Gapin et al. (2011) came to a similar conclusion in their study of exercise and ADHD. They found some evidence that exercise helps with behaviour and cognitive functioning in people with ADHD, but they were ultimately inconclusive.
Another interesting question is whether people with mental health challenges actually want to exercise. According to Mind, a UK charity, 83% of individuals with mental health problems use exercise to improve their mood and/or reduce stress and two-thirds of them say that exercise helps their condition.
So how does this work exactly?
Well, exercise increases the flow of blood to the brain, causing the release of endorphins, a mood-enhancing chemical. Norepinephrine, dopamine, and serotonin—all mood-lifting chemicals that usually decrease during depression—also increase when we exercise.

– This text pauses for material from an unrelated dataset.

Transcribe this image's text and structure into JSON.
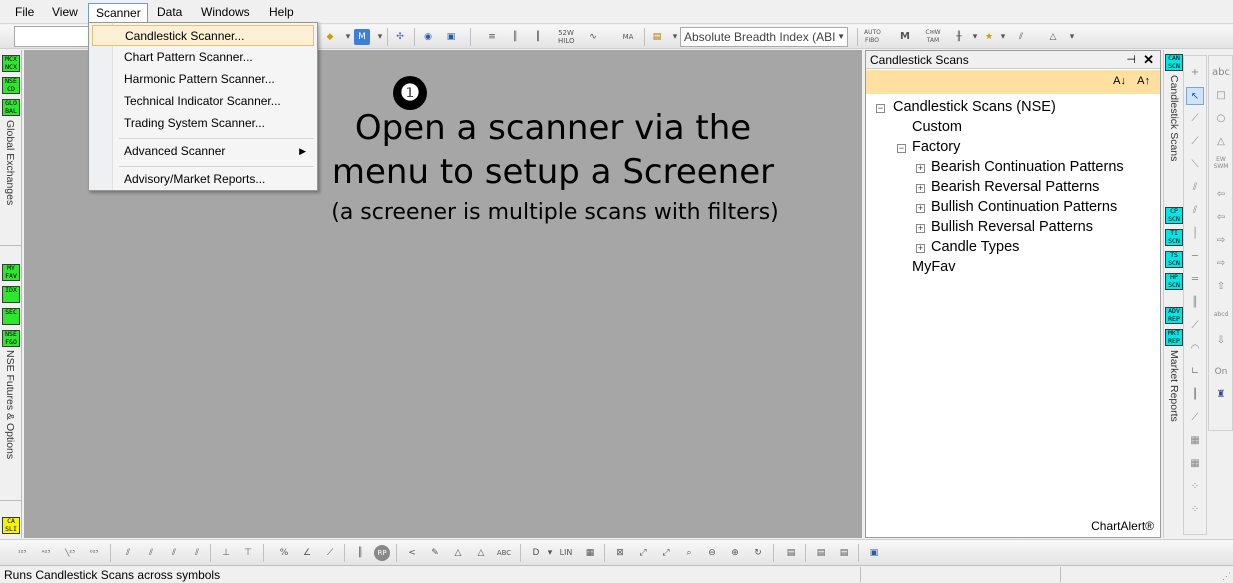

Some studies suggest that there is a link between levels of brain-derived neurotrophic factor or BDNF, (another mood-enhancer) and exercise. There is also some recent evidence suggesting that exercise can increase brain plasticity meaning that it can improve cognitive functioning.
Psychologists add that exercise improves mood because it increases a person’s sense of physical self-worth, self-esteem and gives people a more positive body image.
How to Get Exercising Today
- Getting fit isn’t as complicated or as costly as you may think. You can bike, run or walk outside—for free! To start with, try walking or biking to work or school
- You will likely find reasonably priced fitness programs offered by your local YMCAs and community centres if you are willing to spend some money
- Keep your eyes peeled for special deals! For example, Good Life Fitness is currently offering their facilities to teens for free this summer!: http://www.goodlifefitness.com/teenfitness/
To learn more about physical fitness, check out the Public Health Agency of Canada’s website and online fact sheets: http://www.phac-aspc.gc.ca/hp-ps/hl-mvs/pa-ap/index-eng.php